Task to complete — Type each record below again, with the same words.

Raw data —
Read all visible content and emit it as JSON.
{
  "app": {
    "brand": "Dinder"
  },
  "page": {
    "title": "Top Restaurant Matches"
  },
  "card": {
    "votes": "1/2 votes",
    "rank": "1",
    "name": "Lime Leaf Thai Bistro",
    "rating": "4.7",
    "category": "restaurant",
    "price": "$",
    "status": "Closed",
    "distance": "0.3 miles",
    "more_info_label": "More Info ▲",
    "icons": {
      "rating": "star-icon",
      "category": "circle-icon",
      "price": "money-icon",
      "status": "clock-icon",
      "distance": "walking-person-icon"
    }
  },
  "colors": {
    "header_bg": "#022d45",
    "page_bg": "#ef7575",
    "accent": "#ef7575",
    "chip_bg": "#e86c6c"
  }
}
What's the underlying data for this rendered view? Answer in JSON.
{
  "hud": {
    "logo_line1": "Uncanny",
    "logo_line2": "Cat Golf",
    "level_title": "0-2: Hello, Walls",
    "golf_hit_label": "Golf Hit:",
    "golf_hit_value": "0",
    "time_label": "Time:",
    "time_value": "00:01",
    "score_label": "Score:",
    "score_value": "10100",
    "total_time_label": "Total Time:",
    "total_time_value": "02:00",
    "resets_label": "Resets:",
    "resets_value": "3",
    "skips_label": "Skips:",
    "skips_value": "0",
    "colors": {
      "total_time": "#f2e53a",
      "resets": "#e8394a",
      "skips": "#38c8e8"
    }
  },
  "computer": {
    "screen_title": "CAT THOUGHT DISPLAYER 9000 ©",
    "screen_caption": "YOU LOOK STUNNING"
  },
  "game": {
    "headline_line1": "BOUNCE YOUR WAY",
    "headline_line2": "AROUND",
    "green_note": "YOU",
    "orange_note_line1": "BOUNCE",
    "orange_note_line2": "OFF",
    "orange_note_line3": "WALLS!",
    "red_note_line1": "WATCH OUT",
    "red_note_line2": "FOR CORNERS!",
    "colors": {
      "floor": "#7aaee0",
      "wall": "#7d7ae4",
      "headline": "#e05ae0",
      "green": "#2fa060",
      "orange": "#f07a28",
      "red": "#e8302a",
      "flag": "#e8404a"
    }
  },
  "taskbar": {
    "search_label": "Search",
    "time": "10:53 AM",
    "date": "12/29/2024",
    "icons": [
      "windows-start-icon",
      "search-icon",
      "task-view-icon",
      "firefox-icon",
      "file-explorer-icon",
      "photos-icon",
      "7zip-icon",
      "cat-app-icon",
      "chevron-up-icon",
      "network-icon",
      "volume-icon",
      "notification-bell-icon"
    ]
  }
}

Exercise response —
Read all visible content and emit it as JSON.
{
  "app": {
    "brand": "Dinder"
  },
  "page": {
    "title": "Top Restaurant Matches"
  },
  "card": {
    "votes": "1/2 votes",
    "rank": "1",
    "name": "Lime Leaf Thai Bistro",
    "rating": "4.7",
    "category": "restaurant",
    "price": "$",
    "status": "Closed",
    "distance": "0.3 miles",
    "more_info_label": "More Info ▲",
    "icons": {
      "rating": "star-icon",
      "category": "circle-icon",
      "price": "money-icon",
      "status": "clock-icon",
      "distance": "walking-person-icon"
    }
  },
  "colors": {
    "header_bg": "#022d45",
    "page_bg": "#ef7575",
    "accent": "#ef7575",
    "chip_bg": "#e86c6c"
  }
}
What's the underlying data for this rendered view? Answer in JSON.
{
  "hud": {
    "logo_line1": "Uncanny",
    "logo_line2": "Cat Golf",
    "level_title": "0-2: Hello, Walls",
    "golf_hit_label": "Golf Hit:",
    "golf_hit_value": "0",
    "time_label": "Time:",
    "time_value": "00:01",
    "score_label": "Score:",
    "score_value": "10100",
    "total_time_label": "Total Time:",
    "total_time_value": "02:00",
    "resets_label": "Resets:",
    "resets_value": "3",
    "skips_label": "Skips:",
    "skips_value": "0",
    "colors": {
      "total_time": "#f2e53a",
      "resets": "#e8394a",
      "skips": "#38c8e8"
    }
  },
  "computer": {
    "screen_title": "CAT THOUGHT DISPLAYER 9000 ©",
    "screen_caption": "YOU LOOK STUNNING"
  },
  "game": {
    "headline_line1": "BOUNCE YOUR WAY",
    "headline_line2": "AROUND",
    "green_note": "YOU",
    "orange_note_line1": "BOUNCE",
    "orange_note_line2": "OFF",
    "orange_note_line3": "WALLS!",
    "red_note_line1": "WATCH OUT",
    "red_note_line2": "FOR CORNERS!",
    "colors": {
      "floor": "#7aaee0",
      "wall": "#7d7ae4",
      "headline": "#e05ae0",
      "green": "#2fa060",
      "orange": "#f07a28",
      "red": "#e8302a",
      "flag": "#e8404a"
    }
  },
  "taskbar": {
    "search_label": "Search",
    "time": "10:53 AM",
    "date": "12/29/2024",
    "icons": [
      "windows-start-icon",
      "search-icon",
      "task-view-icon",
      "firefox-icon",
      "file-explorer-icon",
      "photos-icon",
      "7zip-icon",
      "cat-app-icon",
      "chevron-up-icon",
      "network-icon",
      "volume-icon",
      "notification-bell-icon"
    ]
  }
}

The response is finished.